In Cambodia, where rice has long been the main cash crop, farmers are being encouraged to turn to vegetables to satisfy the growing demand for locally produced organic farm products. Daniel de Carteret has more from Phnom Penh.

Video Migrant Influx Costs Europe, But Economy Could Benefit

The influx of hundreds of thousands of refugees and migrants is testing Europe’s ability to respond – especially in the poorer Balkan states. But some analysts argue that Europe will benefit by welcoming the huge numbers of young people – many of them well educated and willing to work. Henry Ridgwell reports from London.

Video Botanists Grow Furniture, with Pruning Shears

For something a bit out of the ordinary to furnish your home, why not consider wooden chairs, crafted by nature, with a little help from some British botanists with an eye for design. VOA’s Jessica Berman reports.

Video New Fabric Helps Fight Dust-Related Allergies

Many people around the world suffer from dust-related allergies, caused mainly by tiny mites that live in bed linen. Polish scientists report they have successfully tested a fabric that is impenetrable to the microscopic creatures. VOA’s George Putic has more.

Video Burkina Faso's Economy Deeply Affected by Political Turmoil

Political turmoil in Burkina Faso over the past year has taken a toll on the economy. The transitional government is reporting nearly $70 million in losses in the ten days that followed a short-lived coup by members of the presidential guard earlier this month. The crisis shut businesses and workers went on strike. With elections on the horizon, Emilie Iob reports on what a return to political stability can do for the country's economic recovery.

Video Fleeing Violence, Some Syrians Find Refuge in Irbil

As Syrians continue to flee their country’s unrest to seek new lives in safer places, VOA Persian Service reporter Shepol Abbassi visited Irbil, where a number Syrians have taken refuge. During the religious holidy of Eid al-Adha, the city largely shut down, as temperatures soared. Amy Katz narrates his report.

Video Nigeria’s Wecyclers Work for Reusable Future in Lagos

The streets and lagoons of Africa's largest city - Lagos, Nigeria - are often clogged with trash, almost none of which gets recycled. One company is trying to change that. Chris Stein reports for VOA from Lagos.

Video Sketch Artist Helps Catch Criminals, Gives a Face to Deceased

Police often face the problem of trying to find a crime suspect based on general descriptions that could fit hundreds of people in the vicinity of the crime. In these cases, an artist can use information from witnesses to sketch a likeness that police can show the public via newspapers and television. But, as VOA’s Greg Flakus reports from Houston, such sketches can also help bring back faces of the dead.

Video Thailand Set to Build China-like Internet Firewall

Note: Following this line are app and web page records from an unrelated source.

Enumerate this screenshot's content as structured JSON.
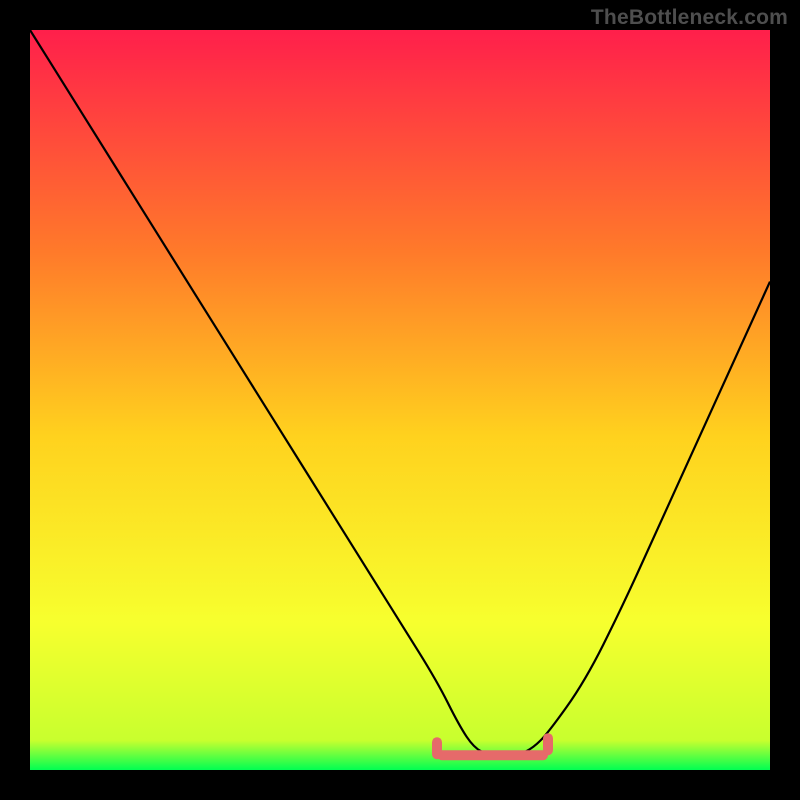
{
  "attribution": "TheBottleneck.com",
  "colors": {
    "gradient_top": "#ff1f4b",
    "gradient_mid1": "#ff7a2a",
    "gradient_mid2": "#ffd21e",
    "gradient_mid3": "#f7ff2e",
    "gradient_bottom": "#00ff52",
    "curve": "#000000",
    "accent": "#e66a6a",
    "frame": "#000000"
  },
  "chart_data": {
    "type": "line",
    "title": "",
    "xlabel": "",
    "ylabel": "",
    "xlim": [
      0,
      100
    ],
    "ylim": [
      0,
      100
    ],
    "grid": false,
    "legend": false,
    "series": [
      {
        "name": "bottleneck-curve",
        "x": [
          0,
          5,
          10,
          15,
          20,
          25,
          30,
          35,
          40,
          45,
          50,
          55,
          58,
          60,
          62,
          64,
          66,
          68,
          70,
          75,
          80,
          85,
          90,
          95,
          100
        ],
        "y": [
          100,
          92,
          84,
          76,
          68,
          60,
          52,
          44,
          36,
          28,
          20,
          12,
          6,
          3,
          2,
          2,
          2,
          3,
          5,
          12,
          22,
          33,
          44,
          55,
          66
        ]
      }
    ],
    "accent_band": {
      "x_start": 55,
      "x_end": 70,
      "y": 2
    },
    "gradient_stops": [
      {
        "offset": 0.0,
        "color": "#ff1f4b"
      },
      {
        "offset": 0.3,
        "color": "#ff7a2a"
      },
      {
        "offset": 0.55,
        "color": "#ffd21e"
      },
      {
        "offset": 0.8,
        "color": "#f7ff2e"
      },
      {
        "offset": 0.96,
        "color": "#c8ff2e"
      },
      {
        "offset": 1.0,
        "color": "#00ff52"
      }
    ]
  }
}
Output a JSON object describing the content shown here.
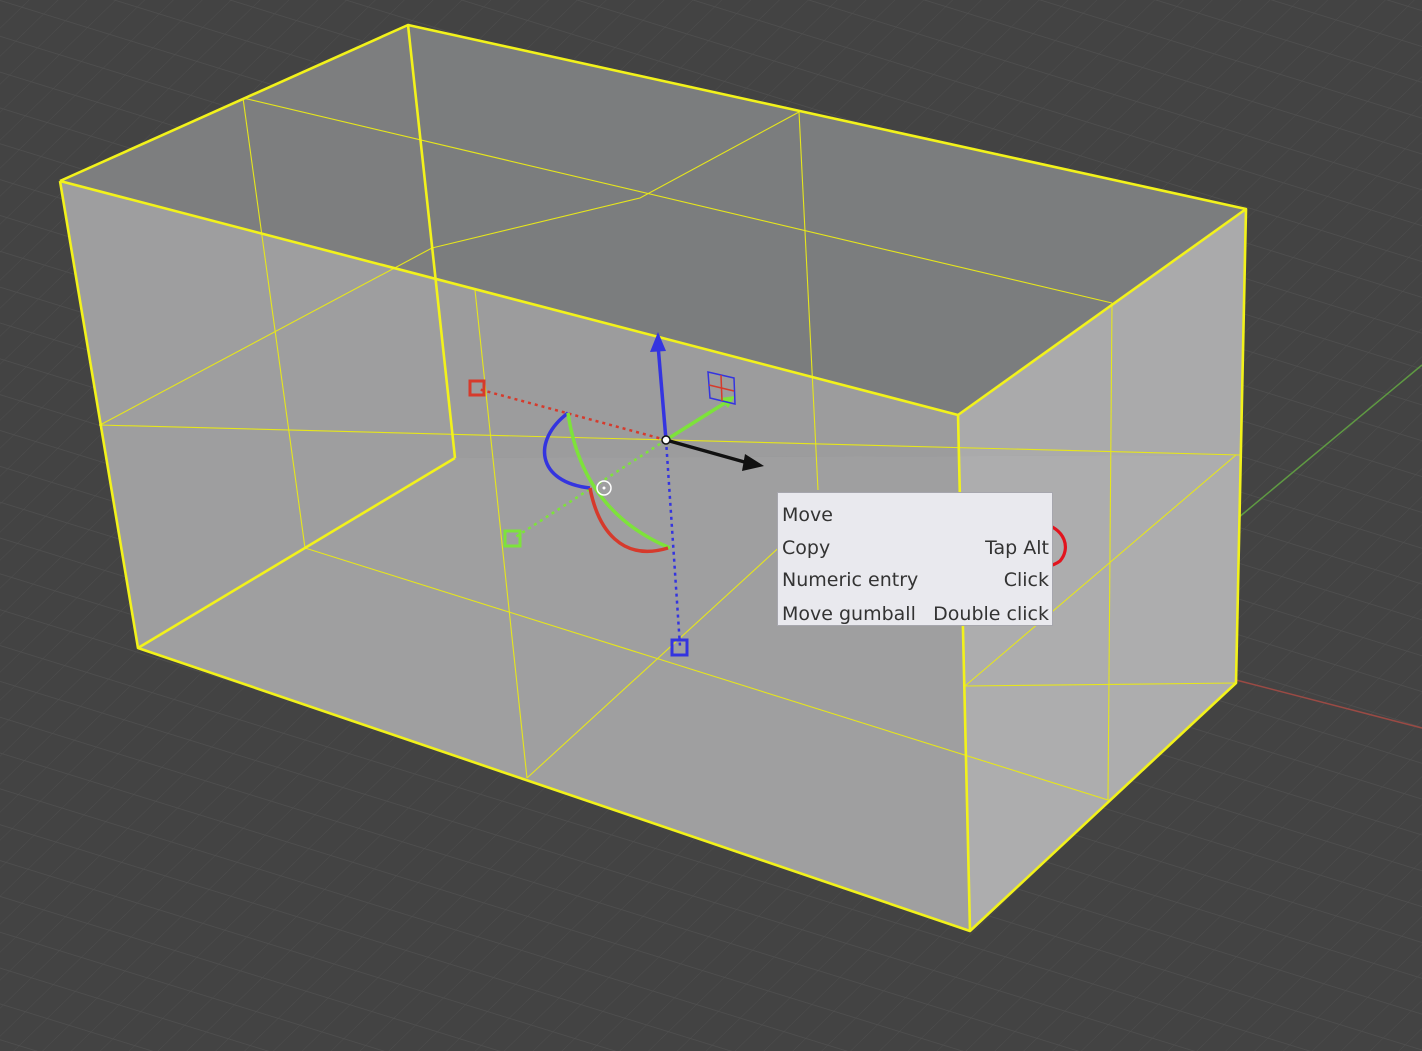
{
  "colors": {
    "background": "#434343",
    "grid_line": "#4d4d4d",
    "selection_outline": "#f2f21b",
    "x_axis": "#d63a2c",
    "y_axis": "#7de33a",
    "z_axis": "#3434e0",
    "annotation_circle": "#e2141e"
  },
  "icons": {
    "gumball_origin": "circle-dot-icon",
    "scale_handle": "square-handle-icon",
    "plane_handle": "grid-square-icon",
    "arrow": "arrow-icon"
  },
  "tooltip": {
    "rows": [
      {
        "action": "Move",
        "shortcut": ""
      },
      {
        "action": "Copy",
        "shortcut": "Tap Alt"
      },
      {
        "action": "Numeric entry",
        "shortcut": "Click"
      },
      {
        "action": "Move gumball",
        "shortcut": "Double click"
      }
    ]
  }
}
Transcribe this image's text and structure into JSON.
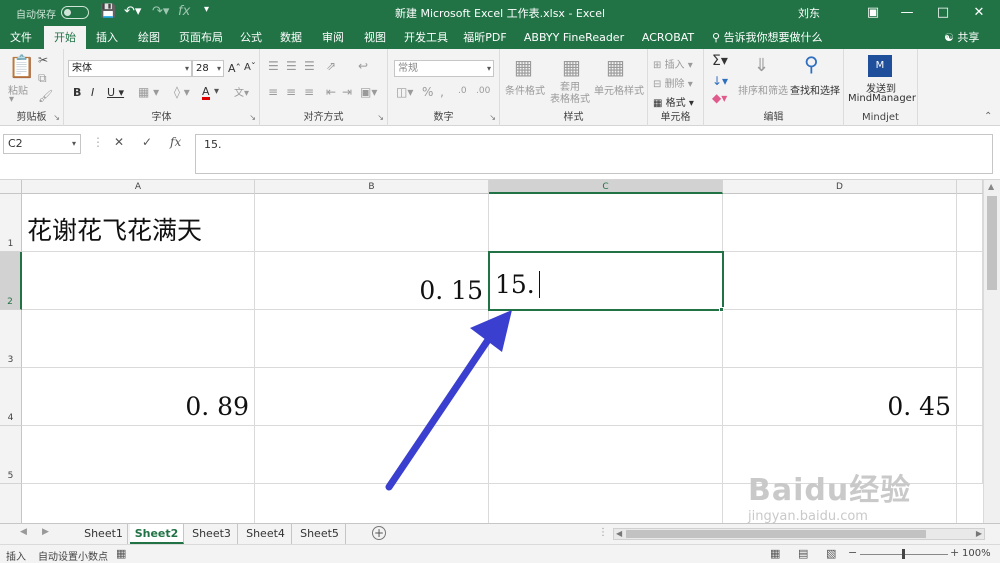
{
  "titlebar": {
    "autosave": "自动保存",
    "title": "新建 Microsoft Excel 工作表.xlsx  -  Excel",
    "user": "刘东",
    "accent": "#217346"
  },
  "tabs": [
    "文件",
    "开始",
    "插入",
    "绘图",
    "页面布局",
    "公式",
    "数据",
    "审阅",
    "视图",
    "开发工具",
    "福昕PDF",
    "ABBYY FineReader 12",
    "ACROBAT"
  ],
  "tell_me": "告诉我你想要做什么",
  "share": "共享",
  "ribbon": {
    "clipboard": {
      "paste": "粘贴",
      "label": "剪贴板"
    },
    "font": {
      "name": "宋体",
      "size": "28",
      "label": "字体"
    },
    "alignment": {
      "label": "对齐方式"
    },
    "number": {
      "format": "常规",
      "label": "数字"
    },
    "styles": {
      "conditional": "条件格式",
      "table": "套用\n表格格式",
      "cell_styles": "单元格样式",
      "label": "样式"
    },
    "cells": {
      "insert": "插入",
      "delete": "删除",
      "format": "格式",
      "label": "单元格"
    },
    "editing": {
      "sort": "排序和筛选",
      "find": "查找和选择",
      "label": "编辑"
    },
    "mindjet": {
      "send": "发送到",
      "app": "MindManager",
      "label": "Mindjet"
    }
  },
  "formula_bar": {
    "name_box": "C2",
    "formula": "15."
  },
  "grid": {
    "columns": [
      "A",
      "B",
      "C",
      "D"
    ],
    "rows": [
      "1",
      "2",
      "3",
      "4",
      "5"
    ],
    "cells": {
      "A1": "花谢花飞花满天",
      "B2": "0. 15",
      "C2": "15.",
      "A4": "0. 89",
      "D4": "0. 45"
    },
    "active_cell": "C2"
  },
  "sheets": [
    "Sheet1",
    "Sheet2",
    "Sheet3",
    "Sheet4",
    "Sheet5"
  ],
  "active_sheet": "Sheet2",
  "status": {
    "mode": "插入",
    "info": "自动设置小数点",
    "zoom": "100%"
  },
  "watermark": {
    "logo": "Baidu经验",
    "url": "jingyan.baidu.com"
  }
}
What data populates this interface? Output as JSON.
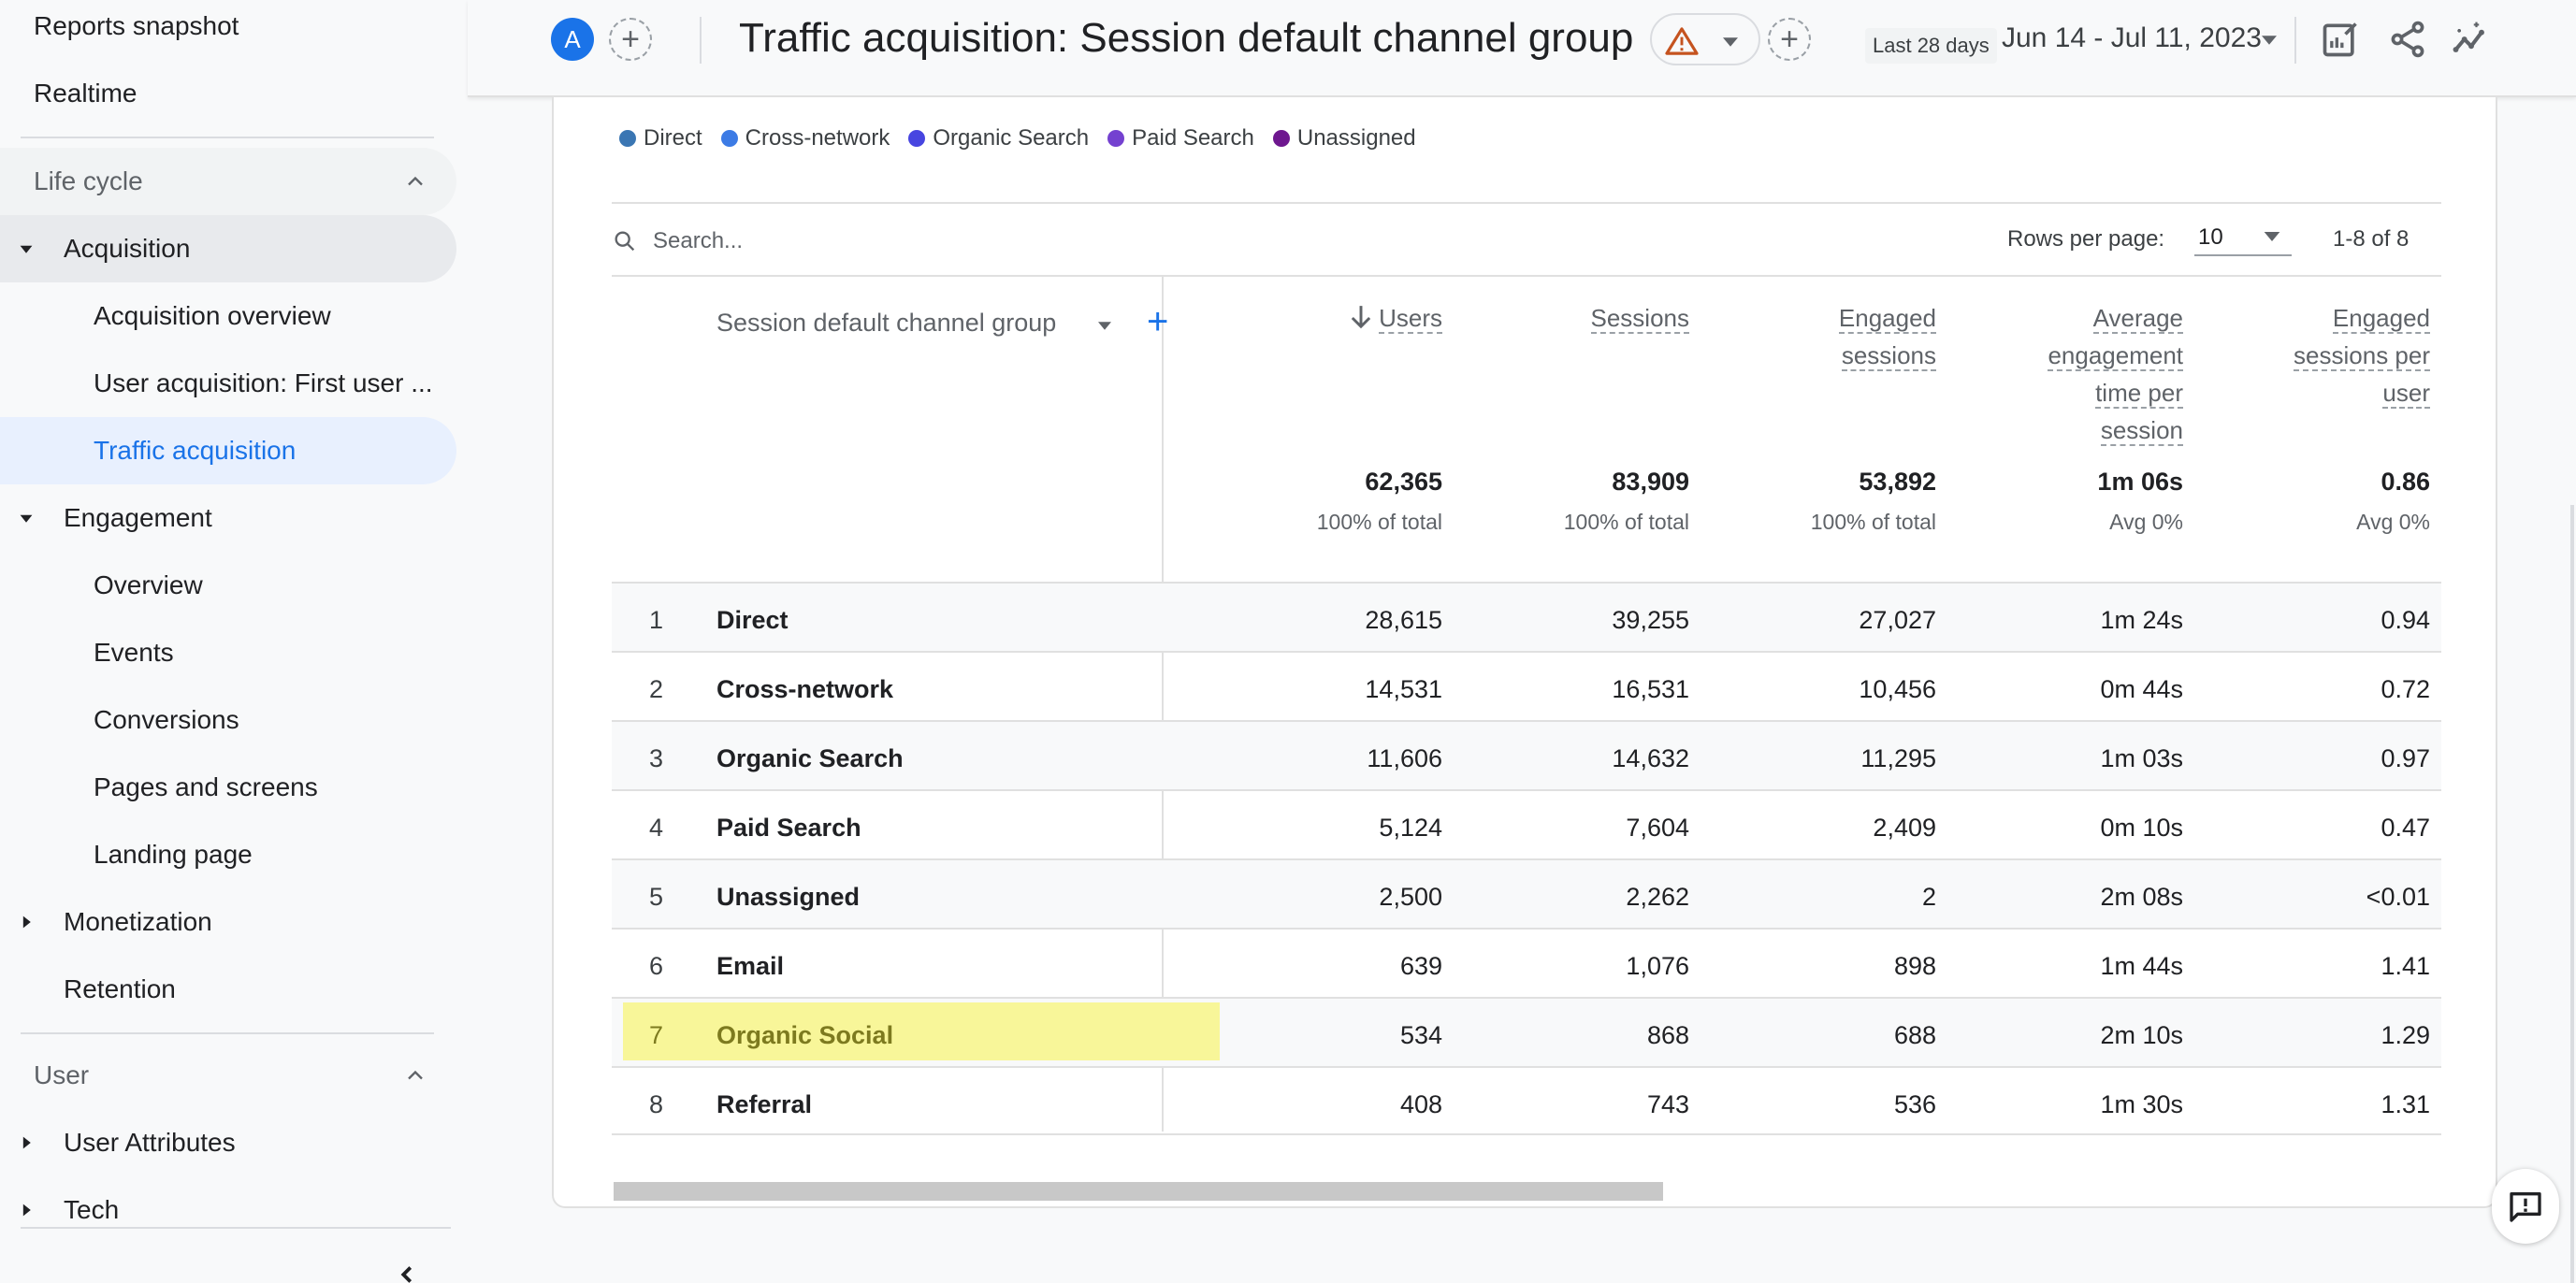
{
  "sidebar": {
    "top_items": [
      "Reports snapshot",
      "Realtime"
    ],
    "sections": [
      {
        "label": "Life cycle",
        "groups": [
          {
            "label": "Acquisition",
            "expanded": true,
            "children": [
              "Acquisition overview",
              "User acquisition: First user ...",
              "Traffic acquisition"
            ],
            "active_child": "Traffic acquisition"
          },
          {
            "label": "Engagement",
            "expanded": true,
            "children": [
              "Overview",
              "Events",
              "Conversions",
              "Pages and screens",
              "Landing page"
            ]
          },
          {
            "label": "Monetization",
            "expanded": false,
            "children": []
          },
          {
            "label": "Retention",
            "expanded": null,
            "children": []
          }
        ]
      },
      {
        "label": "User",
        "groups": [
          {
            "label": "User Attributes",
            "expanded": false,
            "children": []
          },
          {
            "label": "Tech",
            "expanded": false,
            "children": []
          }
        ]
      }
    ]
  },
  "header": {
    "avatar_letter": "A",
    "title": "Traffic acquisition: Session default channel group",
    "date_preset": "Last 28 days",
    "date_range": "Jun 14 - Jul 11, 2023",
    "icons": [
      "customize-report-icon",
      "share-icon",
      "insights-icon"
    ]
  },
  "legend": [
    {
      "label": "Direct",
      "color": "#3a76b3"
    },
    {
      "label": "Cross-network",
      "color": "#3c7be5"
    },
    {
      "label": "Organic Search",
      "color": "#4745e0"
    },
    {
      "label": "Paid Search",
      "color": "#7441d0"
    },
    {
      "label": "Unassigned",
      "color": "#6e178f"
    }
  ],
  "table_controls": {
    "search_placeholder": "Search...",
    "rows_per_page_label": "Rows per page:",
    "rows_per_page_value": "10",
    "pagination": "1-8 of 8"
  },
  "table": {
    "dimension_header": "Session default channel group",
    "metric_headers": [
      {
        "label": "Users",
        "sorted": "desc"
      },
      {
        "label": "Sessions"
      },
      {
        "label": "Engaged sessions"
      },
      {
        "label": "Average engagement time per session"
      },
      {
        "label": "Engaged sessions per user"
      }
    ],
    "metric_header_lines": [
      [
        "Users"
      ],
      [
        "Sessions"
      ],
      [
        "Engaged",
        "sessions"
      ],
      [
        "Average",
        "engagement",
        "time per",
        "session"
      ],
      [
        "Engaged",
        "sessions per",
        "user"
      ]
    ],
    "totals": [
      {
        "value": "62,365",
        "sub": "100% of total"
      },
      {
        "value": "83,909",
        "sub": "100% of total"
      },
      {
        "value": "53,892",
        "sub": "100% of total"
      },
      {
        "value": "1m 06s",
        "sub": "Avg 0%"
      },
      {
        "value": "0.86",
        "sub": "Avg 0%"
      }
    ],
    "rows": [
      {
        "index": "1",
        "channel": "Direct",
        "users": "28,615",
        "sessions": "39,255",
        "engaged_sessions": "27,027",
        "avg_engagement_time": "1m 24s",
        "engaged_per_user": "0.94"
      },
      {
        "index": "2",
        "channel": "Cross-network",
        "users": "14,531",
        "sessions": "16,531",
        "engaged_sessions": "10,456",
        "avg_engagement_time": "0m 44s",
        "engaged_per_user": "0.72"
      },
      {
        "index": "3",
        "channel": "Organic Search",
        "users": "11,606",
        "sessions": "14,632",
        "engaged_sessions": "11,295",
        "avg_engagement_time": "1m 03s",
        "engaged_per_user": "0.97"
      },
      {
        "index": "4",
        "channel": "Paid Search",
        "users": "5,124",
        "sessions": "7,604",
        "engaged_sessions": "2,409",
        "avg_engagement_time": "0m 10s",
        "engaged_per_user": "0.47"
      },
      {
        "index": "5",
        "channel": "Unassigned",
        "users": "2,500",
        "sessions": "2,262",
        "engaged_sessions": "2",
        "avg_engagement_time": "2m 08s",
        "engaged_per_user": "<0.01"
      },
      {
        "index": "6",
        "channel": "Email",
        "users": "639",
        "sessions": "1,076",
        "engaged_sessions": "898",
        "avg_engagement_time": "1m 44s",
        "engaged_per_user": "1.41"
      },
      {
        "index": "7",
        "channel": "Organic Social",
        "users": "534",
        "sessions": "868",
        "engaged_sessions": "688",
        "avg_engagement_time": "2m 10s",
        "engaged_per_user": "1.29",
        "highlighted": true
      },
      {
        "index": "8",
        "channel": "Referral",
        "users": "408",
        "sessions": "743",
        "engaged_sessions": "536",
        "avg_engagement_time": "1m 30s",
        "engaged_per_user": "1.31"
      }
    ]
  },
  "colors": {
    "accent": "#1a73e8",
    "active_nav_bg": "#e8f0fe",
    "highlight": "#f8f699",
    "warning": "#c5531f"
  }
}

Thai authorities are planning to tighten control over the Internet, creating a single international access point so they can better monitor content. VOA Correspondent Steve Herman reports from Bangkok on what is being called Thailand’s own "Great Firewall."

Video Croatian Town’s War History Evokes Empathy for Migrants

As thousands of Afghanistan, Iraqi and Syrian migrants pass through Croatia, locals are reminded of their own experiences with war and refugees in the 1990s. VOA's Daniel Schearf reports from the town of Vukovar, where wartime scars still are visible today.

Video Long Drought Affecting California’s Sequoias

California is suffering under a historic four-year drought and scientists say even the state's famed sequoia trees are feeling the pain. The National Park Service has started detailed research to see how it can help the oldest living things on earth survive. VOA’s George Putic reports.

VOA Blogs